» **Work to complete**
Copy, from the data below, every line that has "content" in it.

Dataset entries

____________________

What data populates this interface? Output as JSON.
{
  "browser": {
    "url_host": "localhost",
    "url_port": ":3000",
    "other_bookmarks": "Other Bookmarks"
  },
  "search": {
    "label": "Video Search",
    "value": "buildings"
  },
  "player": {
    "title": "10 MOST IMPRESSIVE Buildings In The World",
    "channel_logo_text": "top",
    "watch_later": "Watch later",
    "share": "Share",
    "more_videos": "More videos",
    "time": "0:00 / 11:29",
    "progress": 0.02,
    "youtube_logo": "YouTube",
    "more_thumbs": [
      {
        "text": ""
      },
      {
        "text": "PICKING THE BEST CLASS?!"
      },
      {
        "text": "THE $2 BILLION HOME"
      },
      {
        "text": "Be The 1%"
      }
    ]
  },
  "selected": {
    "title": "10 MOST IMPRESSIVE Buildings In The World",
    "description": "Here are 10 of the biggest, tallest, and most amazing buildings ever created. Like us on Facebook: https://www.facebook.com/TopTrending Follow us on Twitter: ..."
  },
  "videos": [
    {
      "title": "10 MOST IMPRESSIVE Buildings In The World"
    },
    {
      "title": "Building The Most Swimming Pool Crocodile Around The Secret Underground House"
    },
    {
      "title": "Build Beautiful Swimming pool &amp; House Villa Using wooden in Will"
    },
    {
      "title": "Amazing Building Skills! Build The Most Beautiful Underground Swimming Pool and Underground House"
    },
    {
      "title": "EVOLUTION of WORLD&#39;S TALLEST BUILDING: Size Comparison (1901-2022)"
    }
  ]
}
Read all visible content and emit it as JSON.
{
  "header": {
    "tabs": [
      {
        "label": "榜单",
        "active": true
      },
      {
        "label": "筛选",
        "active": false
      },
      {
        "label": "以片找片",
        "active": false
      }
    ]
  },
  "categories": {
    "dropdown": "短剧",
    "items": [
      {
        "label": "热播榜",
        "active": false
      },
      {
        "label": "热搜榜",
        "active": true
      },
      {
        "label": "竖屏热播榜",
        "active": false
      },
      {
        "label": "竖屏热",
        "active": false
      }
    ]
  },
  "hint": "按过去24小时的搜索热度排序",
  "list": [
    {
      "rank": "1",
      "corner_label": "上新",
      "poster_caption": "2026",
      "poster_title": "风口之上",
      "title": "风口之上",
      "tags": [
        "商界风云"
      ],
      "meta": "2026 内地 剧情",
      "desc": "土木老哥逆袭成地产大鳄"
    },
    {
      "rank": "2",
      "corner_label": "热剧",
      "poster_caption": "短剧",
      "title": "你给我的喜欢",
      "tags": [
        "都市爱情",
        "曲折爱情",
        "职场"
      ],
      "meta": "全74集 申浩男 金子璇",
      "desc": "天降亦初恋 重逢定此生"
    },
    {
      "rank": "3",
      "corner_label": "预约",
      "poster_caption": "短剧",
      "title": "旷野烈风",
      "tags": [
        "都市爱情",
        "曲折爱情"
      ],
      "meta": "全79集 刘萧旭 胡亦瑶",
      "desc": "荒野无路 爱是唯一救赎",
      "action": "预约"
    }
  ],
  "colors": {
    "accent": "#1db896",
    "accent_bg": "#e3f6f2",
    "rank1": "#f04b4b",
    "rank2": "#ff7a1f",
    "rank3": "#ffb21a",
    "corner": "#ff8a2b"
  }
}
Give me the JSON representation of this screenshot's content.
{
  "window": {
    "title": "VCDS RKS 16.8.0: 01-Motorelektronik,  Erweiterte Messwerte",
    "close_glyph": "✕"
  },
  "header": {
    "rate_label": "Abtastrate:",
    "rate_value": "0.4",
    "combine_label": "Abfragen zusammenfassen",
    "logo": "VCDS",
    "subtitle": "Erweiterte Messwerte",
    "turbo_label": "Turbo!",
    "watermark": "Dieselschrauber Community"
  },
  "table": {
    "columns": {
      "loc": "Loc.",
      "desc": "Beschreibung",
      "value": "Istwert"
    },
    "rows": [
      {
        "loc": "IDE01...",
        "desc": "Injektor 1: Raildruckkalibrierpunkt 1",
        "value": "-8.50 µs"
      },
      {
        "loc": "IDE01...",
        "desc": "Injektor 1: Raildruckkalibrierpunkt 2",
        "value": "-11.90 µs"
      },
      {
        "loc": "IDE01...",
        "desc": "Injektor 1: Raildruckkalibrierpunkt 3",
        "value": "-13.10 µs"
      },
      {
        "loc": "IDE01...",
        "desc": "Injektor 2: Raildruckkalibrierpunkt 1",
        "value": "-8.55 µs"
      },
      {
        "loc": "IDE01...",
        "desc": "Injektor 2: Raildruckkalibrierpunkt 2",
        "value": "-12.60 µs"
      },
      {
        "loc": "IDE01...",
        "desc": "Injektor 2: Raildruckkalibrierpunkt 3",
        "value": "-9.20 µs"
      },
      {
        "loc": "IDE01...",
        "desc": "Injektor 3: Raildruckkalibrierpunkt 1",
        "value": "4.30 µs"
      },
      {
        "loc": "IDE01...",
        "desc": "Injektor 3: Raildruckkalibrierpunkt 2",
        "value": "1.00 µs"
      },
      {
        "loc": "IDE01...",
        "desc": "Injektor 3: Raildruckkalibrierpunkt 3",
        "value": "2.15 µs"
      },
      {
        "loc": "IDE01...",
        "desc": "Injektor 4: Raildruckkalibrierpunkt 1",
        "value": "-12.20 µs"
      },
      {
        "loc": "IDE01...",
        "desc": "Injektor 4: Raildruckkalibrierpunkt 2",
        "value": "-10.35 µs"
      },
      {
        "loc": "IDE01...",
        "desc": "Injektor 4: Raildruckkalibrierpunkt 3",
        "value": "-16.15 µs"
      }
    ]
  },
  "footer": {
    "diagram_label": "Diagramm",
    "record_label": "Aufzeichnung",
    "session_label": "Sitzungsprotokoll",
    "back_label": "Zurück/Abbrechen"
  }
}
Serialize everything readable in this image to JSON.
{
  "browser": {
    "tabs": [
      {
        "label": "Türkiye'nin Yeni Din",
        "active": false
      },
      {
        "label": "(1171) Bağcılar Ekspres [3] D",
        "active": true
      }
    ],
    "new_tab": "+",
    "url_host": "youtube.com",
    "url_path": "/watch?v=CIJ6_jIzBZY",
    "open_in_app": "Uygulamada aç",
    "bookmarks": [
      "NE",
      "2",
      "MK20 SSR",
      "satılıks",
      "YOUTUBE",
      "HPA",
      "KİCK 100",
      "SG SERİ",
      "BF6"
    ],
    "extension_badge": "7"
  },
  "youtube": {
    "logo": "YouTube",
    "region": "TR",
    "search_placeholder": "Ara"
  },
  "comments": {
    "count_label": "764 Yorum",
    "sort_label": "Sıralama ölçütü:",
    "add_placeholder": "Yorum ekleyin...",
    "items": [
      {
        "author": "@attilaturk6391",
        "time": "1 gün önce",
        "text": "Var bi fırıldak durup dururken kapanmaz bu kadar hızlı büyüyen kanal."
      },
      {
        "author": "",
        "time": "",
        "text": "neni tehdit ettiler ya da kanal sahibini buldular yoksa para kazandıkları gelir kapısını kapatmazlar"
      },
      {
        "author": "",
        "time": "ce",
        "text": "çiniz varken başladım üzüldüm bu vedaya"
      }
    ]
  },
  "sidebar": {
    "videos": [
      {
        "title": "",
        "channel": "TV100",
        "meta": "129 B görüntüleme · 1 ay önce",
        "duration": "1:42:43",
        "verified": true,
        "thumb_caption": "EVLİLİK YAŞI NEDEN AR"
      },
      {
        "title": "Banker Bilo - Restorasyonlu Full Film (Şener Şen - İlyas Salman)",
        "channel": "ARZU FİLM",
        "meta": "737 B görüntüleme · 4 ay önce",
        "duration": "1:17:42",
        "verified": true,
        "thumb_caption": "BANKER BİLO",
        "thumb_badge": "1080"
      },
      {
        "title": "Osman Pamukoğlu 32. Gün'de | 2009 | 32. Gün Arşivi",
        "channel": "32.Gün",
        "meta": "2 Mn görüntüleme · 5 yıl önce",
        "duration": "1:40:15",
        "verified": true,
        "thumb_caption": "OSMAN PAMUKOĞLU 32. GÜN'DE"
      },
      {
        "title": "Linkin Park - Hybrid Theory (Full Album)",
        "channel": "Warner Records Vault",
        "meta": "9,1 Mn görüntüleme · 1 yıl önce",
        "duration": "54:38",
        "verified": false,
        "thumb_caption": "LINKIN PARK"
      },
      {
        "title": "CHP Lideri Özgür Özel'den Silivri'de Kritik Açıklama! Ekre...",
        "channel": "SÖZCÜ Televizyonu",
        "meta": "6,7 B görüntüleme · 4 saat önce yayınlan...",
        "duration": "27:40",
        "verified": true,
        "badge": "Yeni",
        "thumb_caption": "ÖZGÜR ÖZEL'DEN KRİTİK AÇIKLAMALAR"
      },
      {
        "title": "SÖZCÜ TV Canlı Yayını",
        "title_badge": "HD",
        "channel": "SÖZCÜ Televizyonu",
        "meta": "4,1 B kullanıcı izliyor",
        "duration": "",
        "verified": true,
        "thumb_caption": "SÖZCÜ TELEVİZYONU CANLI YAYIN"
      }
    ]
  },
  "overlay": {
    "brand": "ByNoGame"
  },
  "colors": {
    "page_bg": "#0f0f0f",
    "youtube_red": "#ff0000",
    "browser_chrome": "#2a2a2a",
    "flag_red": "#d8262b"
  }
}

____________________

» **Written solution**
Read all visible content and emit it as JSON.
Give me the JSON representation of this screenshot's content.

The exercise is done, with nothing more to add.